YOUR OBJECTIVE: From the data, return each line holding the word "Work".

>>>>>

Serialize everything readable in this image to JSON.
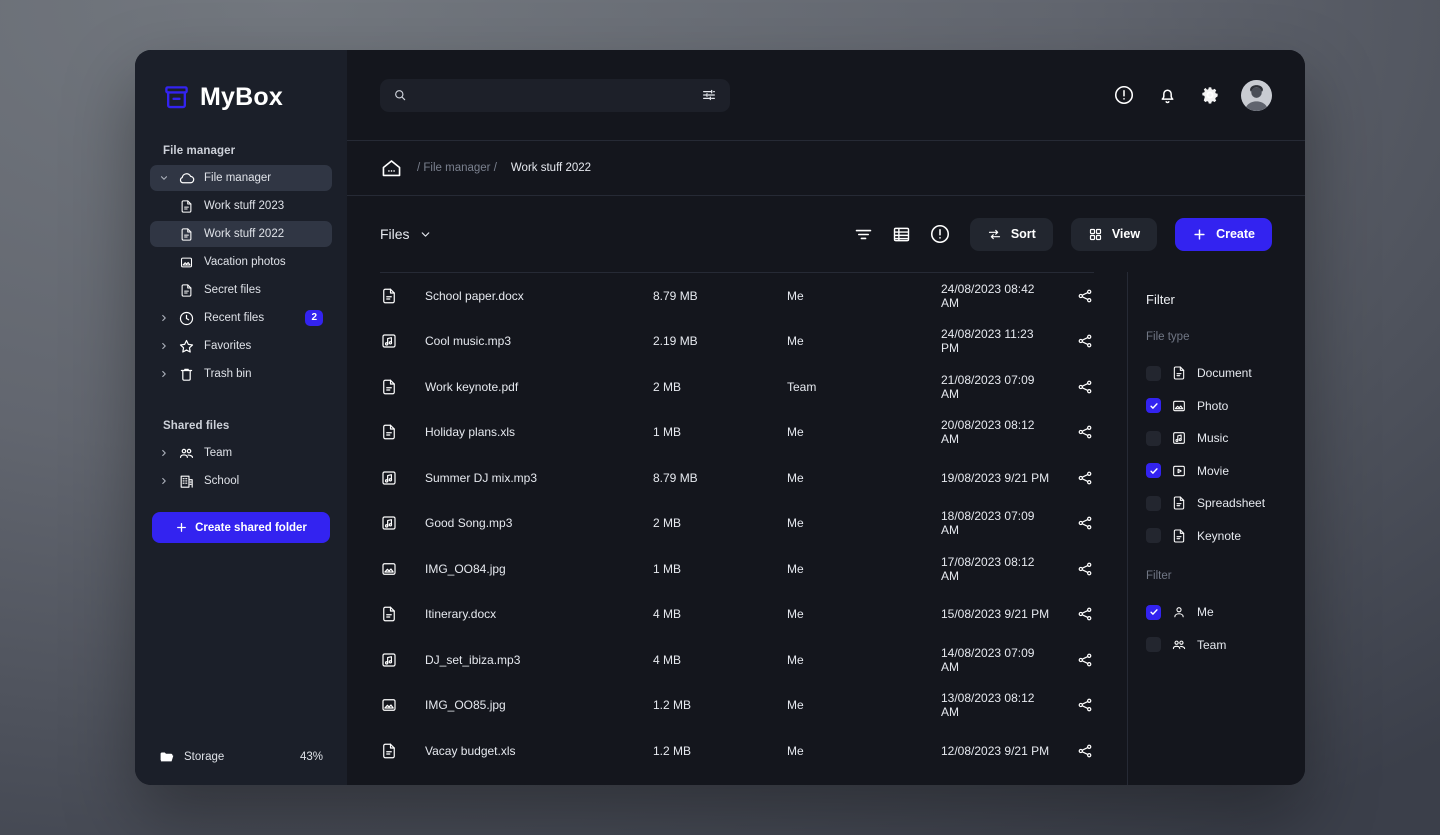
{
  "brand": {
    "title": "MyBox",
    "logo_icon": "archive-box-icon",
    "accent": "#3323f0"
  },
  "sidebar": {
    "section_file_manager": "File manager",
    "section_shared_files": "Shared files",
    "items": [
      {
        "label": "File manager",
        "icon": "cloud-icon",
        "expandable": true,
        "active": true,
        "child": false
      },
      {
        "label": "Work stuff 2023",
        "icon": "document-icon",
        "expandable": false,
        "active": false,
        "child": true
      },
      {
        "label": "Work stuff 2022",
        "icon": "document-icon",
        "expandable": false,
        "active": true,
        "child": true
      },
      {
        "label": "Vacation photos",
        "icon": "photo-icon",
        "expandable": false,
        "active": false,
        "child": true
      },
      {
        "label": "Secret files",
        "icon": "document-icon",
        "expandable": false,
        "active": false,
        "child": true
      },
      {
        "label": "Recent files",
        "icon": "clock-icon",
        "expandable": true,
        "active": false,
        "child": false,
        "badge": "2"
      },
      {
        "label": "Favorites",
        "icon": "star-icon",
        "expandable": true,
        "active": false,
        "child": false
      },
      {
        "label": "Trash bin",
        "icon": "trash-icon",
        "expandable": true,
        "active": false,
        "child": false
      }
    ],
    "shared_items": [
      {
        "label": "Team",
        "icon": "people-icon",
        "expandable": true
      },
      {
        "label": "School",
        "icon": "building-icon",
        "expandable": true
      }
    ],
    "create_shared_folder_label": "Create shared folder",
    "storage_label": "Storage",
    "storage_percent": "43%",
    "storage_icon": "folder-icon"
  },
  "topbar": {
    "search_placeholder": "",
    "search_value": "",
    "search_icon": "search-icon",
    "filter_sliders_icon": "sliders-icon",
    "icons": [
      "info-circle-icon",
      "bell-icon",
      "gear-icon"
    ],
    "avatar_name": "user-avatar"
  },
  "breadcrumb": {
    "home_icon": "home-icon",
    "path": "/ File manager /",
    "current": "Work stuff 2022"
  },
  "toolbar": {
    "files_label": "Files",
    "files_caret_icon": "chevron-down-icon",
    "icons": [
      "filter-icon",
      "list-view-icon",
      "info-circle-icon"
    ],
    "sort_label": "Sort",
    "sort_icon": "sort-arrows-icon",
    "view_label": "View",
    "view_icon": "grid-icon",
    "create_label": "Create",
    "create_icon": "plus-icon"
  },
  "files": [
    {
      "icon": "document-icon",
      "name": "School paper.docx",
      "size": "8.79 MB",
      "owner": "Me",
      "date": "24/08/2023 08:42 AM",
      "share_icon": "share-icon"
    },
    {
      "icon": "music-icon",
      "name": "Cool music.mp3",
      "size": "2.19 MB",
      "owner": "Me",
      "date": "24/08/2023 11:23 PM",
      "share_icon": "share-icon"
    },
    {
      "icon": "document-icon",
      "name": "Work keynote.pdf",
      "size": "2 MB",
      "owner": "Team",
      "date": "21/08/2023 07:09 AM",
      "share_icon": "share-icon"
    },
    {
      "icon": "document-icon",
      "name": "Holiday plans.xls",
      "size": "1 MB",
      "owner": "Me",
      "date": "20/08/2023 08:12 AM",
      "share_icon": "share-icon"
    },
    {
      "icon": "music-icon",
      "name": "Summer DJ mix.mp3",
      "size": "8.79 MB",
      "owner": "Me",
      "date": "19/08/2023 9/21 PM",
      "share_icon": "share-icon"
    },
    {
      "icon": "music-icon",
      "name": "Good Song.mp3",
      "size": "2 MB",
      "owner": "Me",
      "date": "18/08/2023 07:09 AM",
      "share_icon": "share-icon"
    },
    {
      "icon": "photo-icon",
      "name": "IMG_OO84.jpg",
      "size": "1 MB",
      "owner": "Me",
      "date": "17/08/2023 08:12 AM",
      "share_icon": "share-icon"
    },
    {
      "icon": "document-icon",
      "name": "Itinerary.docx",
      "size": "4 MB",
      "owner": "Me",
      "date": "15/08/2023 9/21 PM",
      "share_icon": "share-icon"
    },
    {
      "icon": "music-icon",
      "name": "DJ_set_ibiza.mp3",
      "size": "4 MB",
      "owner": "Me",
      "date": "14/08/2023 07:09 AM",
      "share_icon": "share-icon"
    },
    {
      "icon": "photo-icon",
      "name": "IMG_OO85.jpg",
      "size": "1.2 MB",
      "owner": "Me",
      "date": "13/08/2023 08:12 AM",
      "share_icon": "share-icon"
    },
    {
      "icon": "document-icon",
      "name": "Vacay budget.xls",
      "size": "1.2 MB",
      "owner": "Me",
      "date": "12/08/2023 9/21 PM",
      "share_icon": "share-icon"
    }
  ],
  "filter_panel": {
    "title": "Filter",
    "file_type_label": "File type",
    "file_types": [
      {
        "label": "Document",
        "icon": "document-icon",
        "checked": false
      },
      {
        "label": "Photo",
        "icon": "photo-icon",
        "checked": true
      },
      {
        "label": "Music",
        "icon": "music-icon",
        "checked": false
      },
      {
        "label": "Movie",
        "icon": "movie-icon",
        "checked": true
      },
      {
        "label": "Spreadsheet",
        "icon": "document-icon",
        "checked": false
      },
      {
        "label": "Keynote",
        "icon": "document-icon",
        "checked": false
      }
    ],
    "owner_label": "Filter",
    "owners": [
      {
        "label": "Me",
        "icon": "person-icon",
        "checked": true
      },
      {
        "label": "Team",
        "icon": "people-icon",
        "checked": false
      }
    ]
  }
}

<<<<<

SOLUTION TO THIS TASK:
        "label": "Work stuff 2023",
        "label": "Work stuff 2022",
    "current": "Work stuff 2022"
      "name": "Work keynote.pdf",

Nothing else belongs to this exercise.